“I am profoundly grateful for this day—it has called me to real self-reflection and inspired me to think about ways to center non-violence in my work and in my own spiritual growth and becoming. The closing exercise was incredibly powerful. Thank you!”
“I loved the interactive elements of the workshop and the opportunity to engage the full self: body, mind, emotions, soul/spirit, and to engage inter/intra-personally. Thank You!”
“I am excited to see how we will apply what we learned on campus!”
“I am grateful for the time, attention, and skill of the facilitators. I feel open to possibilities for letting go, waking up, and standing up.”
“The most important thing I learned was the need to actively promote non-violence, not just avoid violence.”
“To me the best things about this workshop were:
1) Seamless flow of theory and quotes—narrative examples—discussion, processing, sharing

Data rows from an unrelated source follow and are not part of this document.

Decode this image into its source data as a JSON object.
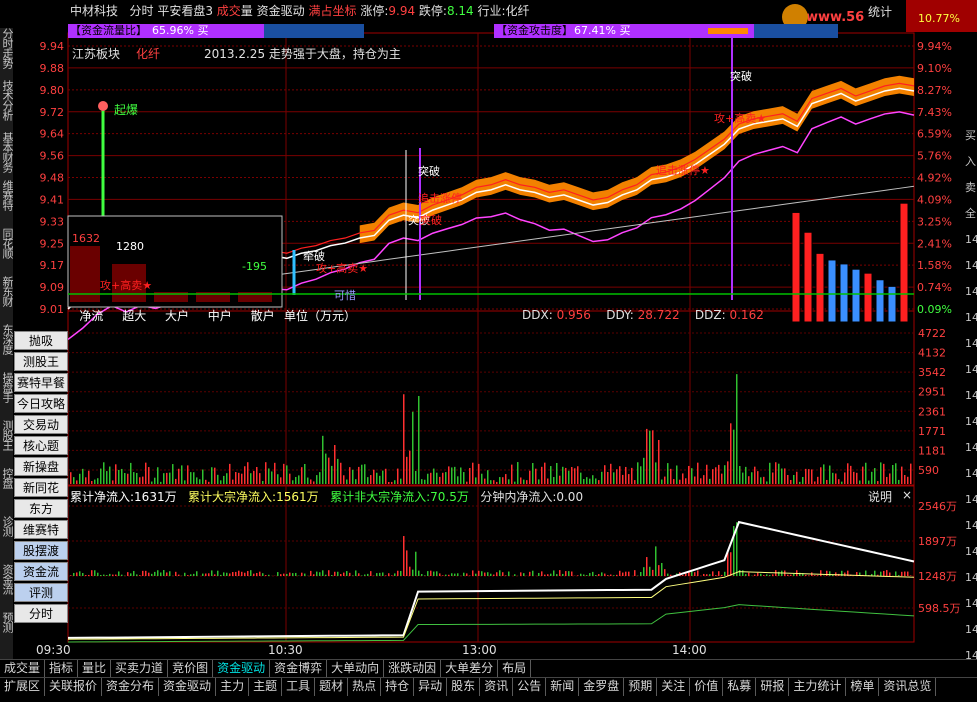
{
  "header": {
    "stock_name": "中材科技",
    "tabs": [
      "分时",
      "平安看盘3",
      "成交",
      "量",
      "资金驱动",
      "满占坐标"
    ],
    "limit_up_label": "涨停:",
    "limit_up": "9.94",
    "limit_down_label": "跌停:",
    "limit_down": "8.14",
    "industry": "行业:化纤",
    "stats_label": "统计",
    "watermark": "www.56",
    "watermark2": "10.77%"
  },
  "bars": {
    "flow_ratio_label": "【资金流量比】",
    "flow_ratio_value": "65.96% 买",
    "attack_label": "【资金攻击度】",
    "attack_value": "67.41% 买"
  },
  "annotation": {
    "sector": "江苏板块",
    "industry": "化纤",
    "note": "2013.2.25 走势强于大盘，持仓为主"
  },
  "markers": [
    "起爆",
    "突破",
    "牵破",
    "突破",
    "攻+高卖★",
    "攻+高卖★",
    "攻+高卖★",
    "攻+高卖★",
    "追击涨停",
    "追击涨停★",
    "突破",
    "高卖★",
    "突破",
    "突破",
    "可惜",
    "涨停",
    "突破"
  ],
  "inset": {
    "value1": "1632",
    "value2": "1280",
    "value3": "-195",
    "labels": [
      "净流",
      "超大",
      "大户",
      "中户",
      "散户"
    ],
    "unit": "单位（万元）"
  },
  "dd_stats": {
    "ddx_label": "DDX:",
    "ddx": "0.956",
    "ddy_label": "DDY:",
    "ddy": "28.722",
    "ddz_label": "DDZ:",
    "ddz": "0.162"
  },
  "flow_line": {
    "cum_net": "累计净流入:1631万",
    "cum_big": "累计大宗净流入:1561万",
    "cum_nonbig": "累计非大宗净流入:70.5万",
    "minute_net": "分钟内净流入:0.00",
    "explain": "说明",
    "close": "×"
  },
  "left_buttons": [
    "抛吸",
    "测股王",
    "赛特早餐",
    "今日攻略",
    "交易动",
    "核心题",
    "新操盘",
    "新同花",
    "东方",
    "维赛特",
    "股摆渡",
    "资金流",
    "评测",
    "分时MACD"
  ],
  "left_vertical_tabs": [
    "分时走势",
    "技术分析",
    "基本财务",
    "维赛特",
    "同花顺",
    "新东财",
    "东深度",
    "操盘手",
    "测股王",
    "控盘",
    "诊测",
    "资金流",
    "预测"
  ],
  "right_tabs": [
    "买",
    "入",
    "卖",
    "全",
    "14",
    "14",
    "14",
    "14",
    "14",
    "14",
    "14",
    "14",
    "14",
    "14",
    "14",
    "14",
    "14",
    "14",
    "14",
    "14",
    "14"
  ],
  "bottom_tabs_1": [
    "成交量",
    "指标",
    "量比",
    "买卖力道",
    "竞价图",
    "资金驱动",
    "资金博弈",
    "大单动向",
    "涨跌动因",
    "大单差分",
    "布局"
  ],
  "bottom_tabs_2": [
    "扩展区",
    "关联报价",
    "资金分布",
    "资金驱动",
    "主力",
    "主题",
    "工具",
    "题材",
    "热点",
    "持仓",
    "异动",
    "股东",
    "资讯",
    "公告",
    "新闻",
    "金罗盘",
    "预期",
    "关注",
    "价值",
    "私募",
    "研报",
    "主力统计",
    "榜单",
    "资讯总览"
  ],
  "chart_data": {
    "type": "line",
    "title": "",
    "xlabel": "",
    "ylabel": "",
    "x_ticks": [
      "09:30",
      "10:30",
      "13:00",
      "14:00"
    ],
    "price_ticks": [
      "9.94",
      "9.88",
      "9.80",
      "9.72",
      "9.64",
      "9.56",
      "9.48",
      "9.41",
      "9.33",
      "9.25",
      "9.17",
      "9.09",
      "9.01"
    ],
    "pct_ticks": [
      "9.94%",
      "9.10%",
      "8.27%",
      "7.43%",
      "6.59%",
      "5.76%",
      "4.92%",
      "4.09%",
      "3.25%",
      "2.41%",
      "1.58%",
      "0.74%",
      "0.09%"
    ],
    "ylim": [
      9.01,
      10.0
    ],
    "volume_ticks": [
      "4722",
      "4132",
      "3542",
      "2951",
      "2361",
      "1771",
      "1181",
      "590"
    ],
    "flow_ticks": [
      "2546万",
      "1897万",
      "1248万",
      "598.5万"
    ],
    "colors": {
      "price": "#ffffff",
      "avg": "#ffff00",
      "pink": "#ff44ff",
      "band": "#ff8800",
      "up": "#ff3030",
      "down": "#30c030",
      "blue": "#3a8fff"
    },
    "price_series": [
      9.01,
      9.06,
      9.12,
      9.16,
      9.14,
      9.17,
      9.16,
      9.18,
      9.21,
      9.2,
      9.18,
      9.17,
      9.19,
      9.2,
      9.22,
      9.21,
      9.23,
      9.24,
      9.26,
      9.27,
      9.29,
      9.3,
      9.36,
      9.38,
      9.37,
      9.4,
      9.42,
      9.44,
      9.47,
      9.48,
      9.5,
      9.48,
      9.47,
      9.45,
      9.46,
      9.44,
      9.42,
      9.43,
      9.46,
      9.48,
      9.52,
      9.53,
      9.55,
      9.58,
      9.62,
      9.66,
      9.72,
      9.74,
      9.75,
      9.76,
      9.73,
      9.82,
      9.84,
      9.86,
      9.83,
      9.85,
      9.87,
      9.88,
      9.87
    ],
    "side_bars": [
      {
        "v": 0.83,
        "c": "red"
      },
      {
        "v": 0.68,
        "c": "red"
      },
      {
        "v": 0.52,
        "c": "red"
      },
      {
        "v": 0.47,
        "c": "blue"
      },
      {
        "v": 0.44,
        "c": "blue"
      },
      {
        "v": 0.4,
        "c": "blue"
      },
      {
        "v": 0.37,
        "c": "red"
      },
      {
        "v": 0.32,
        "c": "blue"
      },
      {
        "v": 0.27,
        "c": "blue"
      },
      {
        "v": 0.9,
        "c": "red"
      }
    ]
  }
}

2) The depth, experience, and soulful wisdom of the facilitators was healing/restoring/consoling/centering/inspiring.”